Broadway Bank (Illinois)

From Wikipedia, the free encyclopedia
Jump to: navigation, search

Broadway Bank was a Chicago bank that existed from 1979 to 2010, and was owned by the Giannoulias family. Its financial situation and history of questionable loans are a factor in the campaign of Alexi Giannoulias in the 2010 U.S. Senate election in Illinois.

It was founded in 1979 (1979) by Alexis Giannoulias, a Greek immigrant. His sons, Demetris Giannoulias and Alexi Giannoulias, were also heavily involved in the bank. Demetris eventually became a senior officer, and Alexi was a vice president and senior loan officer[1] from 2002 to 2006.[2] By 2010, Demetris was CEO.[3]

21st century[edit]

In 2002, Broadway Bank also made a one million dollar loan to Loren Billings, using her building on West Washington Street in Chicago as collateral; the building was both her home and the Museum of Holography, which she had founded in the 1970s. In 2006, her son sued the bank, claiming that she had dementia; the bank won the suit in Cook County court in 2008 but, as of December 2009, the case was being pursued by the son in appellate court.[1]

Among people with bank accounts at Broadway were Barack Obama, Illinois Secretary of State Jesse White, and Chicago alderman Walter Burnett, Jr.[1]

In 2006, Broadway Bank was considered very successful, and less than 0.5% of its loan portfolio was 90 days overdue.[1]

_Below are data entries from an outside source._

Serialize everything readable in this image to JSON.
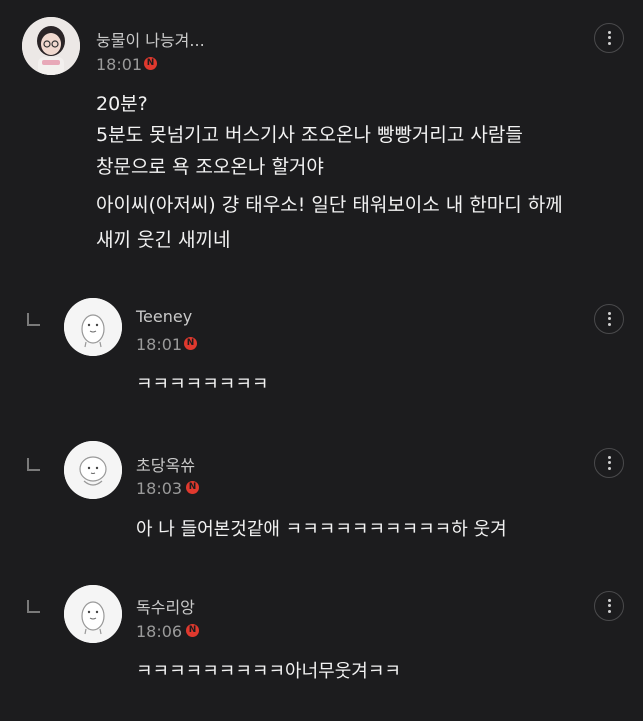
{
  "post": {
    "author": "눙물이 나능겨...",
    "time": "18:01",
    "badge": "N",
    "lines": [
      "20분?",
      "5분도 못넘기고 버스기사 조오온나 빵빵거리고 사람들",
      "창문으로 욕 조오온나 할거야",
      "아이씨(아저씨) 걍 태우소! 일단 태워보이소 내 한마디 하께",
      "새끼 웃긴 새끼네"
    ]
  },
  "replies": [
    {
      "author": "Teeney",
      "time": "18:01",
      "badge": "N",
      "text": "ㅋㅋㅋㅋㅋㅋㅋㅋ"
    },
    {
      "author": "초당옥쓔",
      "time": "18:03",
      "badge": "N",
      "text": "아 나 들어본것같애 ㅋㅋㅋㅋㅋㅋㅋㅋㅋㅋ하 웃겨"
    },
    {
      "author": "독수리앙",
      "time": "18:06",
      "badge": "N",
      "text": "ㅋㅋㅋㅋㅋㅋㅋㅋㅋ아너무웃겨ㅋㅋ"
    }
  ],
  "icons": {
    "more": "more-vertical-icon",
    "reply": "reply-arrow-icon",
    "new": "new-badge"
  },
  "colors": {
    "background": "#1c1c1e",
    "badge": "#e0392e"
  }
}
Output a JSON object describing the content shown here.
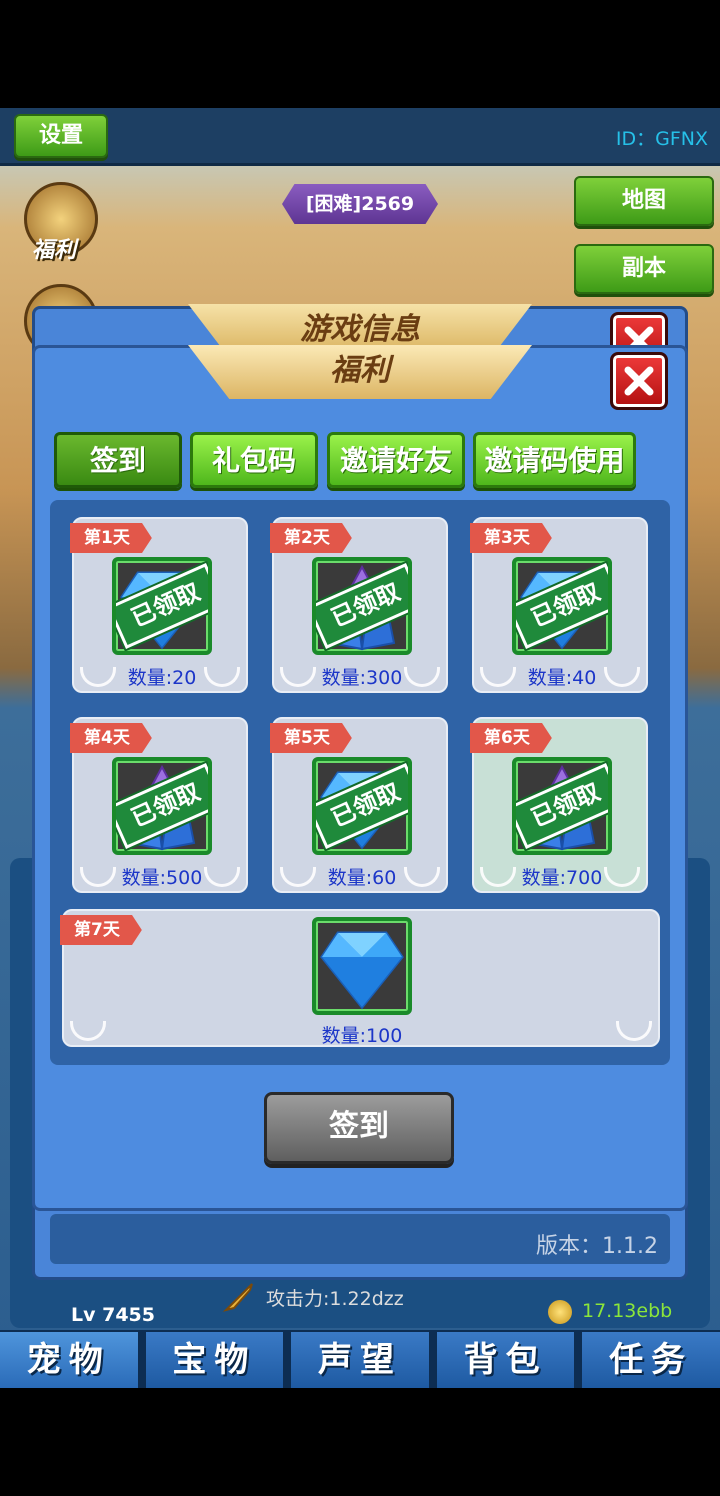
{
  "topbar": {
    "settings_label": "设置",
    "player_id": "ID：GFNX"
  },
  "stage": {
    "label": "[困难]2569"
  },
  "side_buttons": {
    "map_label": "地图",
    "dungeon_label": "副本",
    "welfare_label": "福利"
  },
  "background": {
    "level": "Lv 7455",
    "attack": "攻击力:1.22dzz",
    "gold": "17.13ebb"
  },
  "game_info_dialog": {
    "title": "游戏信息",
    "version": "版本：1.1.2"
  },
  "welfare_dialog": {
    "title": "福利",
    "tabs": [
      {
        "label": "签到",
        "active": true
      },
      {
        "label": "礼包码",
        "active": false
      },
      {
        "label": "邀请好友",
        "active": false
      },
      {
        "label": "邀请码使用",
        "active": false
      }
    ],
    "claimed_stamp": "已领取",
    "days": [
      {
        "day": "第1天",
        "quantity": "数量:20",
        "item": "blue-diamond-icon",
        "claimed": true
      },
      {
        "day": "第2天",
        "quantity": "数量:300",
        "item": "purple-crystal-icon",
        "claimed": true
      },
      {
        "day": "第3天",
        "quantity": "数量:40",
        "item": "blue-diamond-icon",
        "claimed": true
      },
      {
        "day": "第4天",
        "quantity": "数量:500",
        "item": "purple-crystal-icon",
        "claimed": true
      },
      {
        "day": "第5天",
        "quantity": "数量:60",
        "item": "blue-diamond-icon",
        "claimed": true
      },
      {
        "day": "第6天",
        "quantity": "数量:700",
        "item": "purple-crystal-icon",
        "claimed": true
      },
      {
        "day": "第7天",
        "quantity": "数量:100",
        "item": "blue-diamond-icon",
        "claimed": false
      }
    ],
    "sign_button": "签到"
  },
  "bottom_tabs": [
    {
      "label": "宠物"
    },
    {
      "label": "宝物"
    },
    {
      "label": "声望"
    },
    {
      "label": "背包"
    },
    {
      "label": "任务"
    }
  ],
  "colors": {
    "accent_green": "#4fb71c",
    "dialog_blue": "#4e8ce0",
    "quantity_text": "#1c36c8",
    "close_red": "#d42222"
  }
}
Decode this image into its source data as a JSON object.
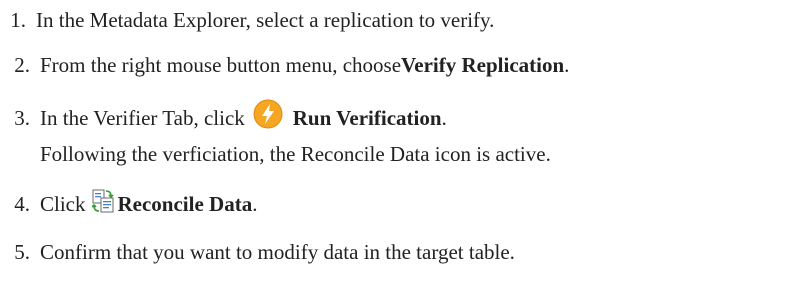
{
  "steps": [
    {
      "number": "1.",
      "text": "In the Metadata Explorer, select a replication to verify."
    },
    {
      "number": "2.",
      "text_before": "From the right mouse button menu, choose ",
      "bold": "Verify Replication",
      "text_after": "."
    },
    {
      "number": "3.",
      "text_before": "In the Verifier Tab, click",
      "icon": "run-verification-bolt-icon",
      "bold": "Run Verification",
      "text_after": ".",
      "note": "Following the verficiation, the Reconcile Data icon is active."
    },
    {
      "number": "4.",
      "text_before": "Click",
      "icon": "reconcile-data-icon",
      "bold": "Reconcile Data",
      "text_after": "."
    },
    {
      "number": "5.",
      "text": "Confirm that you want to modify data in the target table."
    }
  ],
  "colors": {
    "text": "#222222",
    "bolt_orange": "#f5a623",
    "bolt_white": "#ffffff",
    "reconcile_green": "#3a9a3a",
    "reconcile_blue": "#4a7fc0"
  }
}
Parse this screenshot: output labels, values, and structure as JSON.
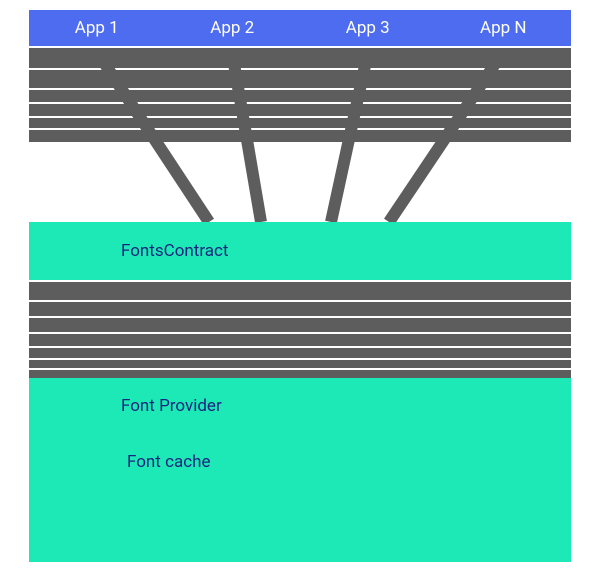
{
  "apps": [
    "App 1",
    "App 2",
    "App 3",
    "App N"
  ],
  "fonts_contract": "FontsContract",
  "font_provider": "Font Provider",
  "font_cache": "Font cache",
  "colors": {
    "app_bar": "#4e6cef",
    "stripe": "#5d5d5d",
    "green": "#1de9b6",
    "text_dark": "#1a237e",
    "text_light": "#ffffff"
  }
}
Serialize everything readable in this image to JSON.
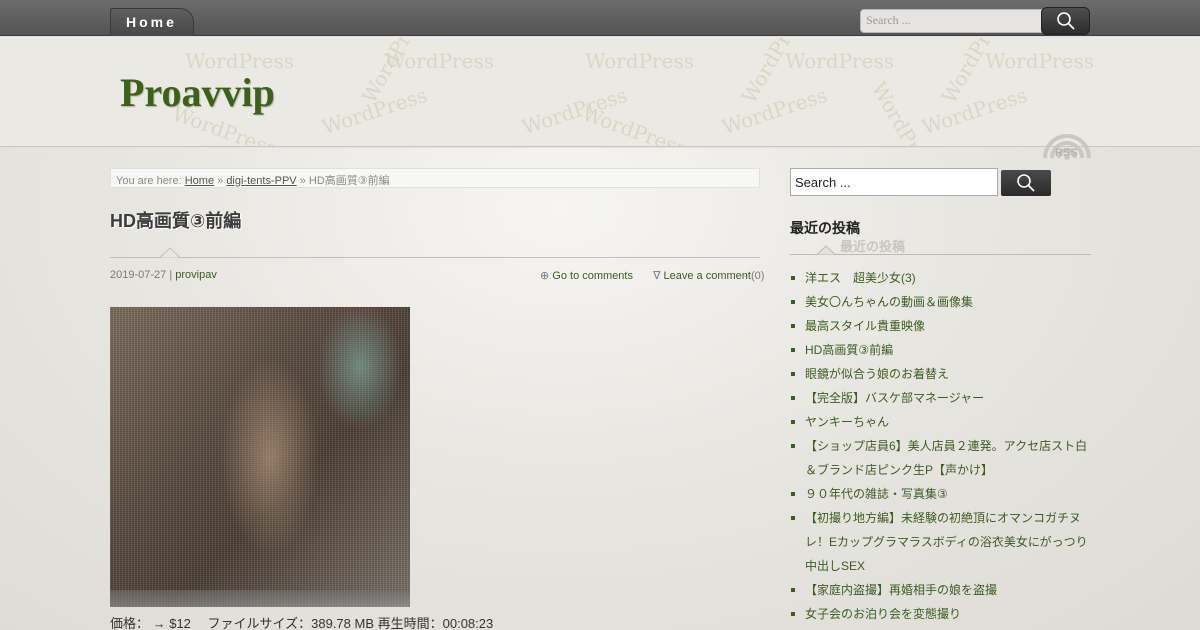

Alexi Giannoulias left Broadway Bank in 2006 when he was elected Illinois State Treasurer.[1] While state treasurer, he won the Democratic primary in the 2010 U.S. Senate election in Illinois, making him the Democratic candidate for Barack Obama's former U.S. Senate seat.

Collapse[edit]

By 2009, Broadway Bank had become burdened with bad loans. On January 26, 2010, the bank agreed to restrictions from state and federal banking regulators: ending dividend payments to the Giannoulias family without regulatory approval, hiring outsiders to evaluate the senior management, adding $19 million to its reserves, raising another $50 million within 90 days to achieve its promised capital ratio, and adopting a less risky investment strategy. CFO Kaushik Pancholi, noting that Broadway has previously "been one of the most profitable banks in Illinois", noted "certain investments that were rated triple-A by rating agencies when purchased, but have lost significant value over the past year."[3] At the end of business on Friday, April 23, 2010 (2010-04-23), the Illinois Department of Financial and Professional Regulation, Division of Banking, seized Broadway Bank and appointed the Federal Deposit Insurance Corporation (FDIC) as receiver. The FDIC in turn named MB Financial Bank as the institution receiving Broadway Bank's deposit accounts. The FDIC announced that it and MB Financial Bank would share $878.4 million in losses, for a cost of $394.3 million to the federal Deposit Insurance Fund.[4] Broadway Bank was one of seven Illinois banks that were closed on the same day; the others were Chicago banks Citizens Bank & Trust Co., Lincoln Park Savings Bank, and New Century Bank; Amcore Bank in Rockford; and Peotone Bank and Trust Co.

See also[edit]

References[edit]